It cannot have escaped your attention that Britain is on the verge of a referendum to decide whether the UK should remain a member of the EU, or exit (a so-called “Brexit”). We don't know what a post-Brexit world will look like but, aside from the inevitable effect on consumer confidence, we have briefly highlighted some of the issues likely to be of interest to UK retailers.

Imports and Exports

Much of the UK's trade is with the rest of the EU, with UK retailers importing and exporting products with little or no customs procedures and restrictions. If Britain leaves the EU, imports and exports may become subject to tariffs and new trade deals will need to be negotiated with both the EU and other countries, which will take a significant period of time and create a significant period of uncertainty for retailers.

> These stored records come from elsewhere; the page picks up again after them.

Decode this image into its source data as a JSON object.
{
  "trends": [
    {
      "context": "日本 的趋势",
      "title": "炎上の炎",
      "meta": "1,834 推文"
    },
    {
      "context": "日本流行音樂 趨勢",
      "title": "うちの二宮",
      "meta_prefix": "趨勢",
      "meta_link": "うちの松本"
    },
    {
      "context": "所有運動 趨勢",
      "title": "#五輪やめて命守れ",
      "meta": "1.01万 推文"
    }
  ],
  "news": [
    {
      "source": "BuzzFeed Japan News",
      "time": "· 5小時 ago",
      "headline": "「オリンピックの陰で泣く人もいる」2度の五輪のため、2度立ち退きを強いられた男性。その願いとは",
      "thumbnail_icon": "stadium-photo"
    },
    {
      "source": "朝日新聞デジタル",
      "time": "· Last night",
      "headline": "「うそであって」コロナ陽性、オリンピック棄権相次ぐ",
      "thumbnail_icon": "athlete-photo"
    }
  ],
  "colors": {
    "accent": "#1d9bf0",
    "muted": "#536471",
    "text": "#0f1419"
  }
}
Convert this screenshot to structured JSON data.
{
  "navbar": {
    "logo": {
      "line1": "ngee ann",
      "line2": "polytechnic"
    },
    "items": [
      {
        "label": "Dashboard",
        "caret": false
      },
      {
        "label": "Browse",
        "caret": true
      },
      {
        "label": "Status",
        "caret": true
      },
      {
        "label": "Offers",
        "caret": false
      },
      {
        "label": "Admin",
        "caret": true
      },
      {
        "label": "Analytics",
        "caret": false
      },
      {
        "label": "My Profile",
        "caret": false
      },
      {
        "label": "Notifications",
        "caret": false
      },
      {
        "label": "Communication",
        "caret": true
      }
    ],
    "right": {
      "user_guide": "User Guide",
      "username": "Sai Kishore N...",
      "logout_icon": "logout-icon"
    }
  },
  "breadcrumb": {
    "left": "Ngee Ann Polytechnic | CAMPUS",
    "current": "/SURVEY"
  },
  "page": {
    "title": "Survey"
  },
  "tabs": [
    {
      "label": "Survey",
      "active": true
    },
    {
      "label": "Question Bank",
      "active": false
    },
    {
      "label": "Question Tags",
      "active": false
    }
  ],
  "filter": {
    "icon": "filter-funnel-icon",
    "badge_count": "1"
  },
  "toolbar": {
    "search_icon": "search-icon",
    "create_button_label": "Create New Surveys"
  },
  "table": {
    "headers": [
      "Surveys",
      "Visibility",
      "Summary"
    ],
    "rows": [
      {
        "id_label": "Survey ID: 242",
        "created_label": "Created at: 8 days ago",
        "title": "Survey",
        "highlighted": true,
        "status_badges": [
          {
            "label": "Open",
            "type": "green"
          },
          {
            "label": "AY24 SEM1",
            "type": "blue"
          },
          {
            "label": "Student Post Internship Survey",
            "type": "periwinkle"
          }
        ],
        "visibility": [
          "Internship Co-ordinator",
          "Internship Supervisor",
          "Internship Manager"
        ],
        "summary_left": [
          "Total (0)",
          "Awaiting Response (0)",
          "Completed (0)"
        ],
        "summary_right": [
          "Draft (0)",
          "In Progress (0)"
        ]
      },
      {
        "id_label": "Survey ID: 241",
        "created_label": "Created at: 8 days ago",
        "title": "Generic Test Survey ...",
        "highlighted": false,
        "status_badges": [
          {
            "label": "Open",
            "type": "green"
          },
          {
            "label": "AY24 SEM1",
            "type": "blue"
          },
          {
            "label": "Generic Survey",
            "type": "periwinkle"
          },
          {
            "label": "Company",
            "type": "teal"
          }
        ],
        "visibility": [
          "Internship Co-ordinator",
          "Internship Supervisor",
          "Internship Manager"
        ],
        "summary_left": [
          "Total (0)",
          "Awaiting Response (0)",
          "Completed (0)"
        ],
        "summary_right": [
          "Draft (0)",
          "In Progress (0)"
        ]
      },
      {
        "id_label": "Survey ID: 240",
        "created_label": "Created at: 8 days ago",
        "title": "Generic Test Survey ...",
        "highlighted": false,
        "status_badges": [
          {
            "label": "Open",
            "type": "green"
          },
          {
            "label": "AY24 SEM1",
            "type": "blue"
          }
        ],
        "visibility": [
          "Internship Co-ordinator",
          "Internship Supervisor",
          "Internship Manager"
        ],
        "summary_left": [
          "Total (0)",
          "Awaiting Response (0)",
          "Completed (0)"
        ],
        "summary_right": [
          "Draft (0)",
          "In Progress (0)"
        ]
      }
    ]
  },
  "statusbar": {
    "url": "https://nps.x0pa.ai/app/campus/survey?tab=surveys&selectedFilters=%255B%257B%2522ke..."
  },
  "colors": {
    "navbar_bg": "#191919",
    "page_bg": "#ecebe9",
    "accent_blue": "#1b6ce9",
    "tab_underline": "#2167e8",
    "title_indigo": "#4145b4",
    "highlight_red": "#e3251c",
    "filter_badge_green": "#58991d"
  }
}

Fewer Low Skilled Workers 

It is likely that Brexit would end the free movement of labour from the EU into the UK and migrants would need a visa or work permit to work here. This may make it harder for retailers to recruit low skilled but crucial workers for supply chain or warehousing jobs, leading to increased staffing costs when many retailers are already struggling with their existing cost base.

The leave camp believes such costs will be countered by a liberalisation of the UK’s employment laws, such as a possible abandonment of the TUPE and Working Time Directive legislation. While this is possible, the UK has a long track record of creating its own employment protections and even going beyond the necessary ambit of existing EU legislation.

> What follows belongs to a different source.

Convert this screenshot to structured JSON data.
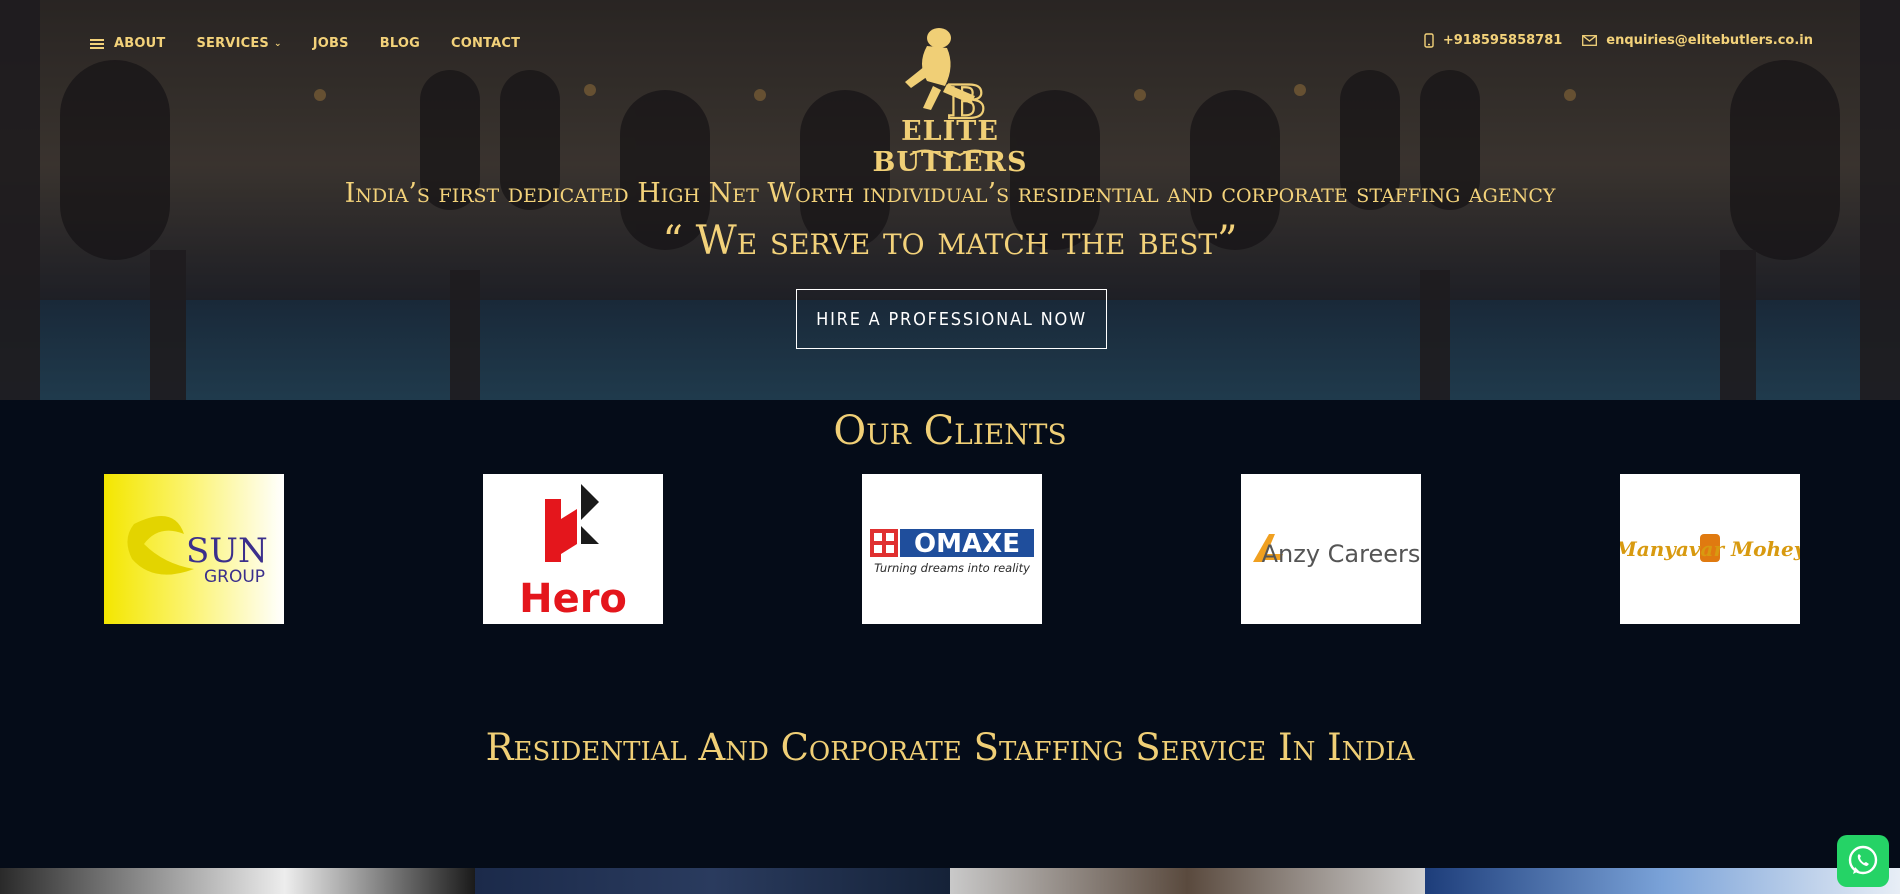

Red Tape and Product Regulation

Although both sides may argue on this point, we do not believe there will be any great change in red tape or product regulation should Brexit occur. The UK is unlikely to drop its current harmonisation with EU standards, as this would close that market and is a condition of access to the single market.

However, it is possible that the UK could accept U.S. product regulation and safety standards so that a U.S. company could sell directly into the UK, without any alteration to the product or packaging. Although the product would not be able to cross into the EU from the UK, this would open up the UK as an easier market for U.S. goods which could be imported freely.

To read the full version of this article, please follow this link to our EU and Competition Law Blog.